[Task input — start]

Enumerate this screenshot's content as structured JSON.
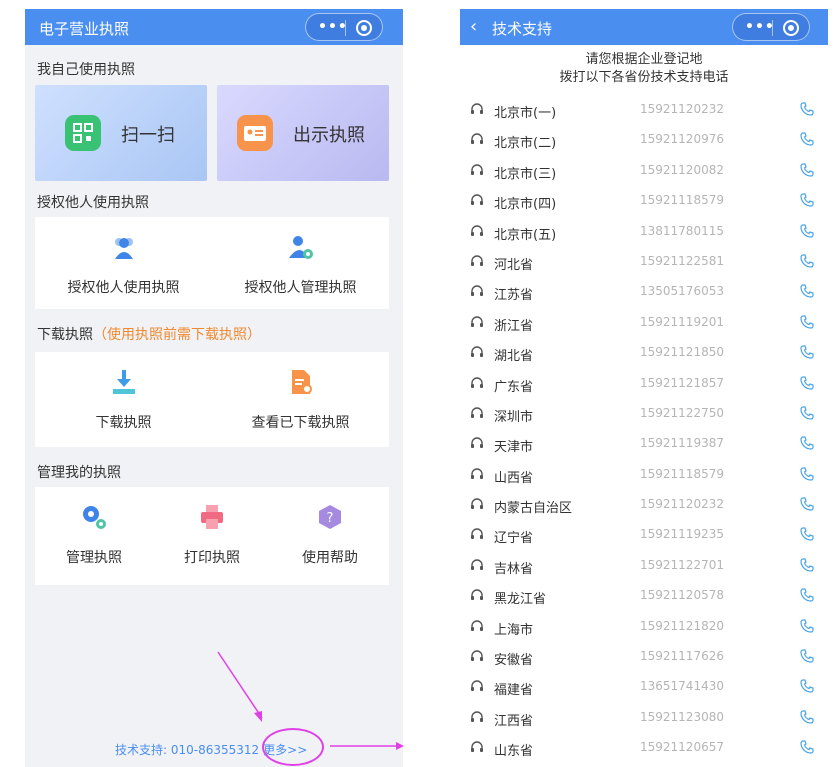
{
  "left": {
    "title": "电子营业执照",
    "section_self": "我自己使用执照",
    "scan_label": "扫一扫",
    "show_label": "出示执照",
    "section_auth": "授权他人使用执照",
    "auth_use_label": "授权他人使用执照",
    "auth_manage_label": "授权他人管理执照",
    "section_download": "下载执照",
    "section_download_hint": "（使用执照前需下载执照）",
    "download_label": "下载执照",
    "view_downloaded_label": "查看已下载执照",
    "section_manage": "管理我的执照",
    "manage_label": "管理执照",
    "print_label": "打印执照",
    "help_label": "使用帮助",
    "support_text": "技术支持: 010-86355312",
    "more_link": "更多>>"
  },
  "right": {
    "title": "技术支持",
    "header_line1": "请您根据企业登记地",
    "header_line2": "拨打以下各省份技术支持电话",
    "rows": [
      {
        "name": "北京市(一)",
        "phone": "15921120232"
      },
      {
        "name": "北京市(二)",
        "phone": "15921120976"
      },
      {
        "name": "北京市(三)",
        "phone": "15921120082"
      },
      {
        "name": "北京市(四)",
        "phone": "15921118579"
      },
      {
        "name": "北京市(五)",
        "phone": "13811780115"
      },
      {
        "name": "河北省",
        "phone": "15921122581"
      },
      {
        "name": "江苏省",
        "phone": "13505176053"
      },
      {
        "name": "浙江省",
        "phone": "15921119201"
      },
      {
        "name": "湖北省",
        "phone": "15921121850"
      },
      {
        "name": "广东省",
        "phone": "15921121857"
      },
      {
        "name": "深圳市",
        "phone": "15921122750"
      },
      {
        "name": "天津市",
        "phone": "15921119387"
      },
      {
        "name": "山西省",
        "phone": "15921118579"
      },
      {
        "name": "内蒙古自治区",
        "phone": "15921120232"
      },
      {
        "name": "辽宁省",
        "phone": "15921119235"
      },
      {
        "name": "吉林省",
        "phone": "15921122701"
      },
      {
        "name": "黑龙江省",
        "phone": "15921120578"
      },
      {
        "name": "上海市",
        "phone": "15921121820"
      },
      {
        "name": "安徽省",
        "phone": "15921117626"
      },
      {
        "name": "福建省",
        "phone": "13651741430"
      },
      {
        "name": "江西省",
        "phone": "15921123080"
      },
      {
        "name": "山东省",
        "phone": "15921120657"
      }
    ]
  },
  "colors": {
    "primary": "#4a8ef0",
    "annotation": "#e040e8",
    "hint": "#f08a30"
  }
}
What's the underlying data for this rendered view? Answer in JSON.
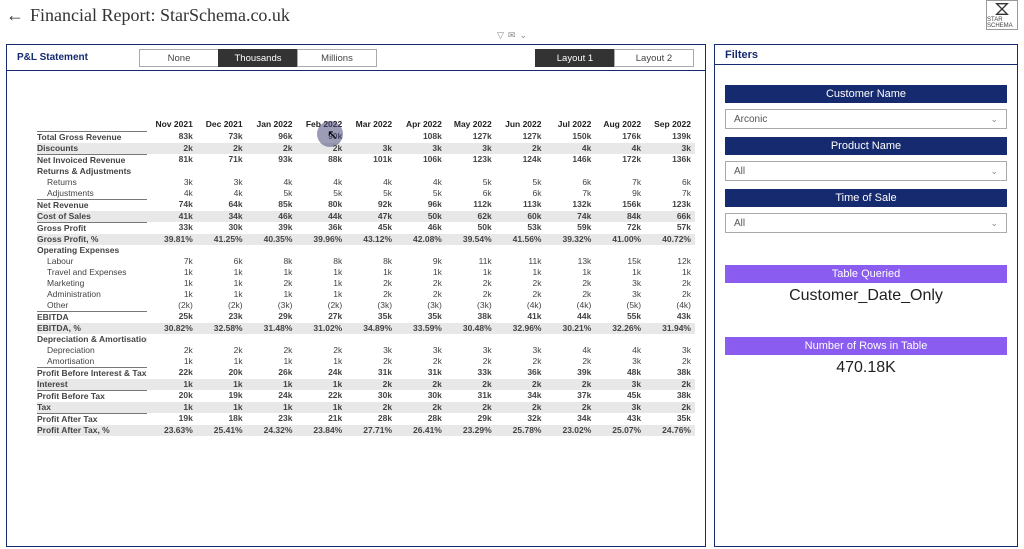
{
  "header": {
    "title": "Financial Report: StarSchema.co.uk",
    "logo_caption": "STAR SCHEMA"
  },
  "controls": {
    "pl_label": "P&L Statement",
    "scale": {
      "options": [
        "None",
        "Thousands",
        "Millions"
      ],
      "selected": "Thousands"
    },
    "layout": {
      "options": [
        "Layout 1",
        "Layout 2"
      ],
      "selected": "Layout 1"
    }
  },
  "columns": [
    "Nov 2021",
    "Dec 2021",
    "Jan 2022",
    "Feb 2022",
    "Mar 2022",
    "Apr 2022",
    "May 2022",
    "Jun 2022",
    "Jul 2022",
    "Aug 2022",
    "Sep 2022"
  ],
  "rows": [
    {
      "label": "Total Gross Revenue",
      "cls": "bold section-start",
      "v": [
        "83k",
        "73k",
        "96k",
        "90k",
        "",
        "108k",
        "127k",
        "127k",
        "150k",
        "176k",
        "139k"
      ]
    },
    {
      "label": "Discounts",
      "cls": "bold shade",
      "v": [
        "2k",
        "2k",
        "2k",
        "2k",
        "3k",
        "3k",
        "3k",
        "2k",
        "4k",
        "4k",
        "3k"
      ]
    },
    {
      "label": "Net Invoiced Revenue",
      "cls": "bold section-start",
      "v": [
        "81k",
        "71k",
        "93k",
        "88k",
        "101k",
        "106k",
        "123k",
        "124k",
        "146k",
        "172k",
        "136k"
      ]
    },
    {
      "label": "Returns & Adjustments",
      "cls": "bold",
      "v": [
        "",
        "",
        "",
        "",
        "",
        "",
        "",
        "",
        "",
        "",
        ""
      ]
    },
    {
      "label": "Returns",
      "cls": "indent",
      "v": [
        "3k",
        "3k",
        "4k",
        "4k",
        "4k",
        "4k",
        "5k",
        "5k",
        "6k",
        "7k",
        "6k"
      ]
    },
    {
      "label": "Adjustments",
      "cls": "indent",
      "v": [
        "4k",
        "4k",
        "5k",
        "5k",
        "5k",
        "5k",
        "6k",
        "6k",
        "7k",
        "9k",
        "7k"
      ]
    },
    {
      "label": "Net Revenue",
      "cls": "bold section-start",
      "v": [
        "74k",
        "64k",
        "85k",
        "80k",
        "92k",
        "96k",
        "112k",
        "113k",
        "132k",
        "156k",
        "123k"
      ]
    },
    {
      "label": "Cost of Sales",
      "cls": "bold shade",
      "v": [
        "41k",
        "34k",
        "46k",
        "44k",
        "47k",
        "50k",
        "62k",
        "60k",
        "74k",
        "84k",
        "66k"
      ]
    },
    {
      "label": "Gross Profit",
      "cls": "bold section-start",
      "v": [
        "33k",
        "30k",
        "39k",
        "36k",
        "45k",
        "46k",
        "50k",
        "53k",
        "59k",
        "72k",
        "57k"
      ]
    },
    {
      "label": "Gross Profit, %",
      "cls": "bold shade",
      "v": [
        "39.81%",
        "41.25%",
        "40.35%",
        "39.96%",
        "43.12%",
        "42.08%",
        "39.54%",
        "41.56%",
        "39.32%",
        "41.00%",
        "40.72%"
      ]
    },
    {
      "label": "Operating Expenses",
      "cls": "bold",
      "v": [
        "",
        "",
        "",
        "",
        "",
        "",
        "",
        "",
        "",
        "",
        ""
      ]
    },
    {
      "label": "Labour",
      "cls": "indent",
      "v": [
        "7k",
        "6k",
        "8k",
        "8k",
        "8k",
        "9k",
        "11k",
        "11k",
        "13k",
        "15k",
        "12k"
      ]
    },
    {
      "label": "Travel and Expenses",
      "cls": "indent",
      "v": [
        "1k",
        "1k",
        "1k",
        "1k",
        "1k",
        "1k",
        "1k",
        "1k",
        "1k",
        "1k",
        "1k"
      ]
    },
    {
      "label": "Marketing",
      "cls": "indent",
      "v": [
        "1k",
        "1k",
        "2k",
        "1k",
        "2k",
        "2k",
        "2k",
        "2k",
        "2k",
        "3k",
        "2k"
      ]
    },
    {
      "label": "Administration",
      "cls": "indent",
      "v": [
        "1k",
        "1k",
        "1k",
        "1k",
        "2k",
        "2k",
        "2k",
        "2k",
        "2k",
        "3k",
        "2k"
      ]
    },
    {
      "label": "Other",
      "cls": "indent",
      "v": [
        "(2k)",
        "(2k)",
        "(3k)",
        "(2k)",
        "(3k)",
        "(3k)",
        "(3k)",
        "(4k)",
        "(4k)",
        "(5k)",
        "(4k)"
      ]
    },
    {
      "label": "EBITDA",
      "cls": "bold section-start",
      "v": [
        "25k",
        "23k",
        "29k",
        "27k",
        "35k",
        "35k",
        "38k",
        "41k",
        "44k",
        "55k",
        "43k"
      ]
    },
    {
      "label": "EBITDA, %",
      "cls": "bold shade",
      "v": [
        "30.82%",
        "32.58%",
        "31.48%",
        "31.02%",
        "34.89%",
        "33.59%",
        "30.48%",
        "32.96%",
        "30.21%",
        "32.26%",
        "31.94%"
      ]
    },
    {
      "label": "Depreciation & Amortisation",
      "cls": "bold",
      "v": [
        "",
        "",
        "",
        "",
        "",
        "",
        "",
        "",
        "",
        "",
        ""
      ]
    },
    {
      "label": "Depreciation",
      "cls": "indent",
      "v": [
        "2k",
        "2k",
        "2k",
        "2k",
        "3k",
        "3k",
        "3k",
        "3k",
        "4k",
        "4k",
        "3k"
      ]
    },
    {
      "label": "Amortisation",
      "cls": "indent",
      "v": [
        "1k",
        "1k",
        "1k",
        "1k",
        "2k",
        "2k",
        "2k",
        "2k",
        "2k",
        "3k",
        "2k"
      ]
    },
    {
      "label": "Profit Before Interest & Tax",
      "cls": "bold section-start",
      "v": [
        "22k",
        "20k",
        "26k",
        "24k",
        "31k",
        "31k",
        "33k",
        "36k",
        "39k",
        "48k",
        "38k"
      ]
    },
    {
      "label": "Interest",
      "cls": "bold shade",
      "v": [
        "1k",
        "1k",
        "1k",
        "1k",
        "2k",
        "2k",
        "2k",
        "2k",
        "2k",
        "3k",
        "2k"
      ]
    },
    {
      "label": "Profit Before Tax",
      "cls": "bold section-start",
      "v": [
        "20k",
        "19k",
        "24k",
        "22k",
        "30k",
        "30k",
        "31k",
        "34k",
        "37k",
        "45k",
        "38k"
      ]
    },
    {
      "label": "Tax",
      "cls": "bold shade",
      "v": [
        "1k",
        "1k",
        "1k",
        "1k",
        "2k",
        "2k",
        "2k",
        "2k",
        "2k",
        "3k",
        "2k"
      ]
    },
    {
      "label": "Profit After Tax",
      "cls": "bold section-start",
      "v": [
        "19k",
        "18k",
        "23k",
        "21k",
        "28k",
        "28k",
        "29k",
        "32k",
        "34k",
        "43k",
        "35k"
      ]
    },
    {
      "label": "Profit After Tax, %",
      "cls": "bold shade",
      "v": [
        "23.63%",
        "25.41%",
        "24.32%",
        "23.84%",
        "27.71%",
        "26.41%",
        "23.29%",
        "25.78%",
        "23.02%",
        "25.07%",
        "24.76%"
      ]
    }
  ],
  "filters": {
    "panel_label": "Filters",
    "customer": {
      "head": "Customer Name",
      "value": "Arconic"
    },
    "product": {
      "head": "Product Name",
      "value": "All"
    },
    "time": {
      "head": "Time of Sale",
      "value": "All"
    }
  },
  "info": {
    "table_head": "Table Queried",
    "table_value": "Customer_Date_Only",
    "rows_head": "Number of Rows in Table",
    "rows_value": "470.18K"
  }
}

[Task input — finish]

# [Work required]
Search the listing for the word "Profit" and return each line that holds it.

# [Your response]
      "label": "Gross Profit",
      "label": "Gross Profit, %",
      "label": "Profit Before Interest & Tax",
      "label": "Profit Before Tax",
      "label": "Profit After Tax",
      "label": "Profit After Tax, %",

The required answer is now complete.